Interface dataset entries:
++++++++++++++++++++
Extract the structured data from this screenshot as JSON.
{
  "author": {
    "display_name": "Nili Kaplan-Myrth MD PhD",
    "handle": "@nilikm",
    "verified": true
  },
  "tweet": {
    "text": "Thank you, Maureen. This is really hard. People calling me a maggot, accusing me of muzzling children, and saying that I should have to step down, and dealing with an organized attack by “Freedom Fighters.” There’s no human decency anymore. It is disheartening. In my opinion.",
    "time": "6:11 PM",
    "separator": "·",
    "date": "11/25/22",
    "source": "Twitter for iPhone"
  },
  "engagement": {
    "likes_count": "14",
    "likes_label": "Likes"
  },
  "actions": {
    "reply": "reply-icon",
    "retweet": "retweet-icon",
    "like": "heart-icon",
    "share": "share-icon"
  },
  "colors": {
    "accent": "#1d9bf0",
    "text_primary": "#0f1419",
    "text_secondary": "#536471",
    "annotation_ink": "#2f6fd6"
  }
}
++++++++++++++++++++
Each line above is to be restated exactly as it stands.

* _OUTPUT FOR THIS TASK_
Extract the structured data from this screenshot as JSON.
{
  "author": {
    "display_name": "Nili Kaplan-Myrth MD PhD",
    "handle": "@nilikm",
    "verified": true
  },
  "tweet": {
    "text": "Thank you, Maureen. This is really hard. People calling me a maggot, accusing me of muzzling children, and saying that I should have to step down, and dealing with an organized attack by “Freedom Fighters.” There’s no human decency anymore. It is disheartening. In my opinion.",
    "time": "6:11 PM",
    "separator": "·",
    "date": "11/25/22",
    "source": "Twitter for iPhone"
  },
  "engagement": {
    "likes_count": "14",
    "likes_label": "Likes"
  },
  "actions": {
    "reply": "reply-icon",
    "retweet": "retweet-icon",
    "like": "heart-icon",
    "share": "share-icon"
  },
  "colors": {
    "accent": "#1d9bf0",
    "text_primary": "#0f1419",
    "text_secondary": "#536471",
    "annotation_ink": "#2f6fd6"
  }
}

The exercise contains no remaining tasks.